Bonn University had two full professorships for mathematics. In 1869, Rudolf Lipschitz was the first Jewish full professor appointed in Bonn. He founded the mathematical institute, built up the library and, in 1892, successfully established a third position, enabling Hermann Minkowski to begin his university teaching career. During the Weimar Republic the mathematical culture in Bonn was dominated by Felix Hausdorff and Otto Toeplitz – both of them mathematicians with a strong penchant for cultural activities. Their families were close friends.
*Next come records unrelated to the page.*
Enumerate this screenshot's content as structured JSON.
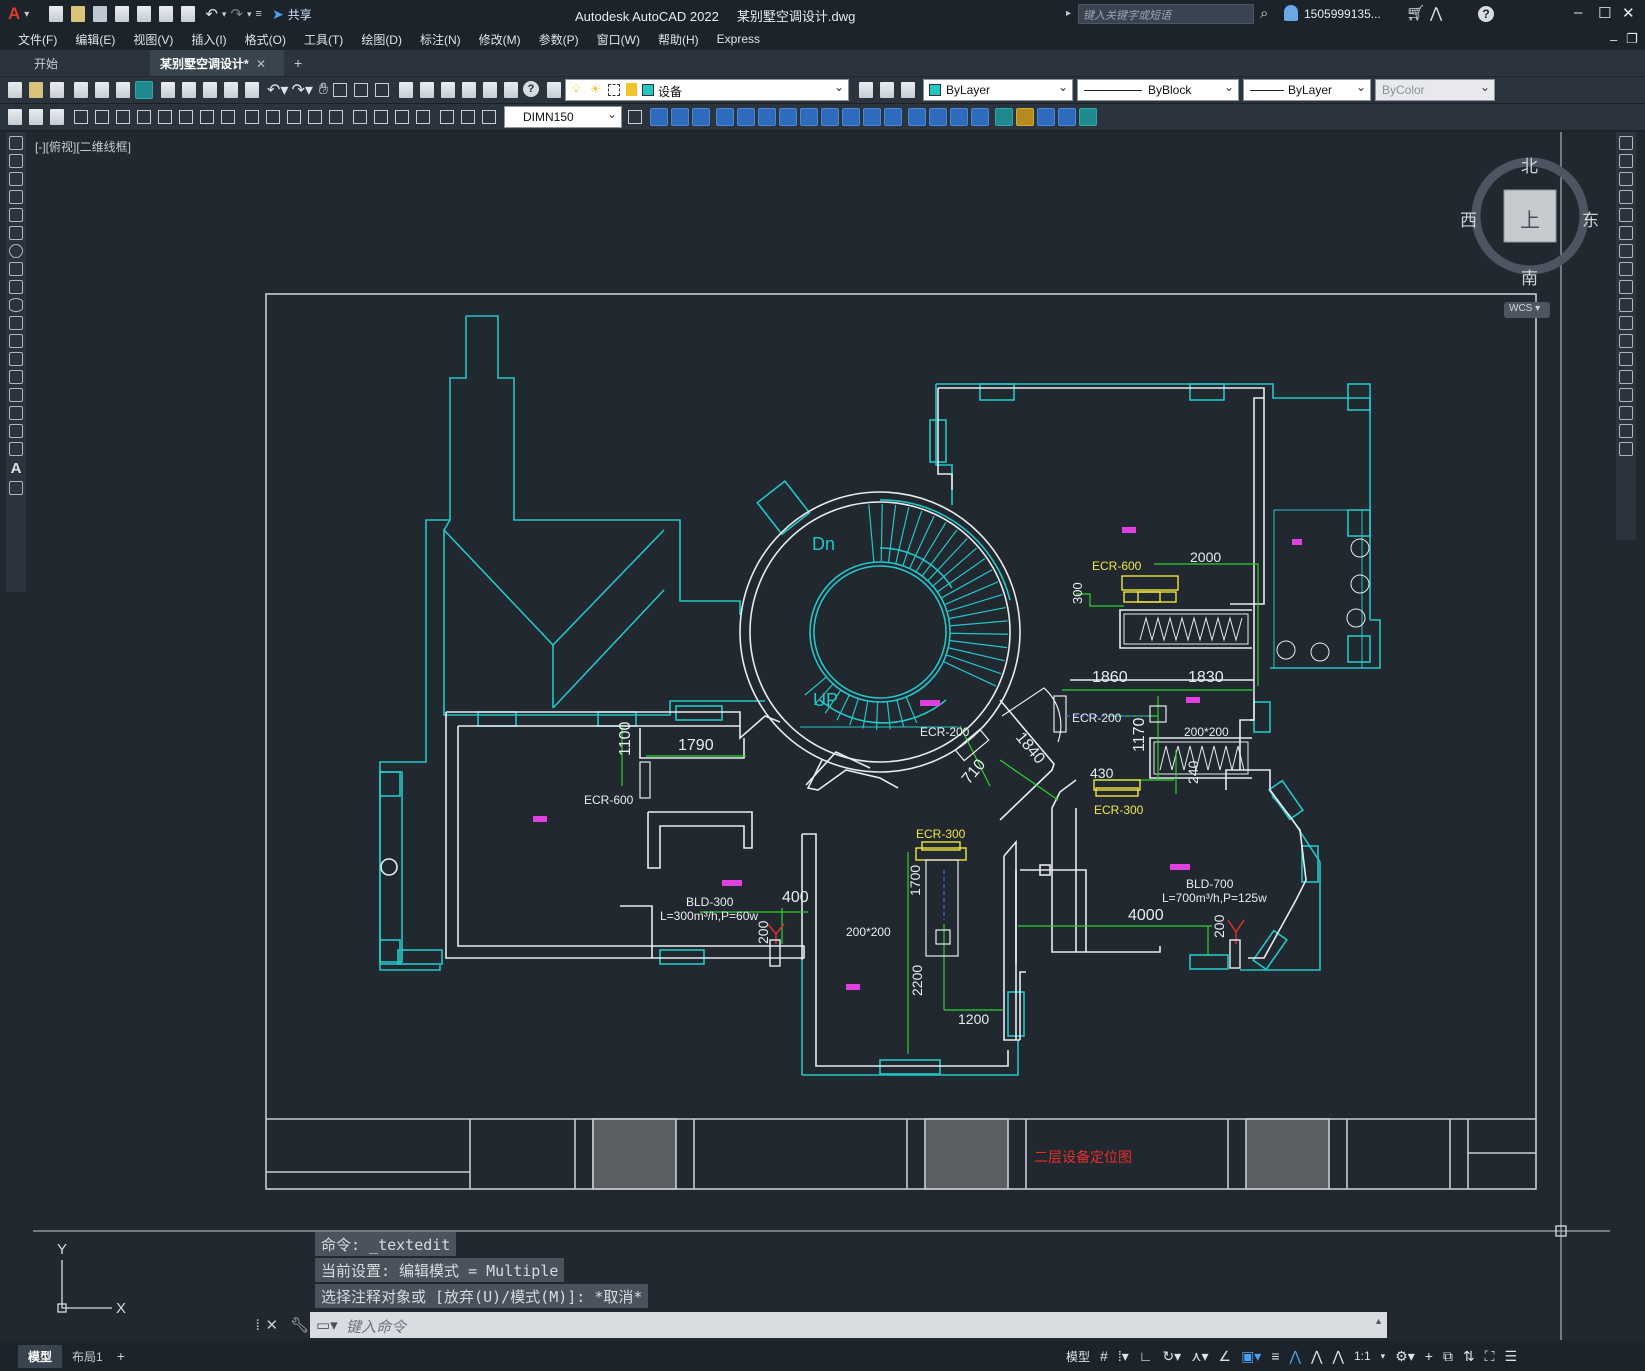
{
  "app": {
    "title": "Autodesk AutoCAD 2022",
    "file": "某别墅空调设计.dwg",
    "share_label": "共享",
    "search_placeholder": "键入关键字或短语",
    "user": "1505999135...",
    "logo": "A"
  },
  "menu": [
    "文件(F)",
    "编辑(E)",
    "视图(V)",
    "插入(I)",
    "格式(O)",
    "工具(T)",
    "绘图(D)",
    "标注(N)",
    "修改(M)",
    "参数(P)",
    "窗口(W)",
    "帮助(H)",
    "Express"
  ],
  "tabs": [
    {
      "label": "开始",
      "active": false
    },
    {
      "label": "某别墅空调设计*",
      "active": true
    }
  ],
  "toolbar": {
    "layer": "设备",
    "color": "ByLayer",
    "linetype": "ByBlock",
    "lineweight": "ByLayer",
    "plotstyle": "ByColor",
    "dimstyle": "DIMN150"
  },
  "viewport": {
    "label": "[-][俯视][二维线框]",
    "compass": {
      "north": "北",
      "south": "南",
      "east": "东",
      "west": "西",
      "top": "上",
      "wcs": "WCS"
    }
  },
  "drawing": {
    "labels": {
      "ecr600_a": "ECR-600",
      "ecr600_b": "ECR-600",
      "ecr200_a": "ECR-200",
      "ecr200_b": "ECR-200",
      "ecr300_a": "ECR-300",
      "ecr300_b": "ECR-300",
      "bld300": "BLD-300",
      "bld300_spec": "L=300m³/h,P=60w",
      "bld700": "BLD-700",
      "bld700_spec": "L=700m³/h,P=125w",
      "dn": "Dn",
      "up": "UP",
      "vent_a": "200*200",
      "vent_b": "200*200",
      "title_block": "二层设备定位图"
    },
    "dims": {
      "d2000": "2000",
      "d300": "300",
      "d1860": "1860",
      "d1830": "1830",
      "d1790": "1790",
      "d1100": "1100",
      "d1170": "1170",
      "d430": "430",
      "d240": "240",
      "d1840": "1840",
      "d710": "710",
      "d400": "400",
      "d200a": "200",
      "d1700": "1700",
      "d2200": "2200",
      "d1200": "1200",
      "d4000": "4000",
      "d200b": "200"
    }
  },
  "command": {
    "line1": "命令: _textedit",
    "line2": "当前设置: 编辑模式 = Multiple",
    "line3": "选择注释对象或 [放弃(U)/模式(M)]: *取消*",
    "input_placeholder": "键入命令"
  },
  "layout_tabs": [
    {
      "label": "模型",
      "active": true
    },
    {
      "label": "布局1",
      "active": false
    }
  ],
  "status": {
    "model": "模型",
    "scale": "1:1"
  },
  "colors": {
    "wall": "#e8ecef",
    "cyan": "#23c6c6",
    "green": "#2fd12f",
    "yellow": "#f0e640",
    "magenta": "#e040e0",
    "red": "#e8302a"
  }
}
Otto Toeplitz (1881–1940), one of David Hilbert's students who successfully continued the latter's investigations of integral equations, was strongly interested in mathematics education. In Bonn, he established a seminar and a journal for the history of mathematical sciences. After 1933, Toeplitz energetically supported a Jewish primary school in Bonn before emigrating to Palestine in 1939.

Felix Hausdorff (1868–1942) worked intensively on the theory of infinite sets. In 1914, he published his ground-breaking monograph "Grundzüge der Mengenlehre" [Fundamentals of Set Theory]. Under the pseudonym Paul Mongré, Hausdorff was also active as a philosophical novelist and man of letters, publishing two books, numerous essays, a collection of poems and a well-received grotesque play. On the evening of January 25th 1942, Hausdorff, his wife and her sister committed suicide. They were facing internment and deportation to a concentration camp.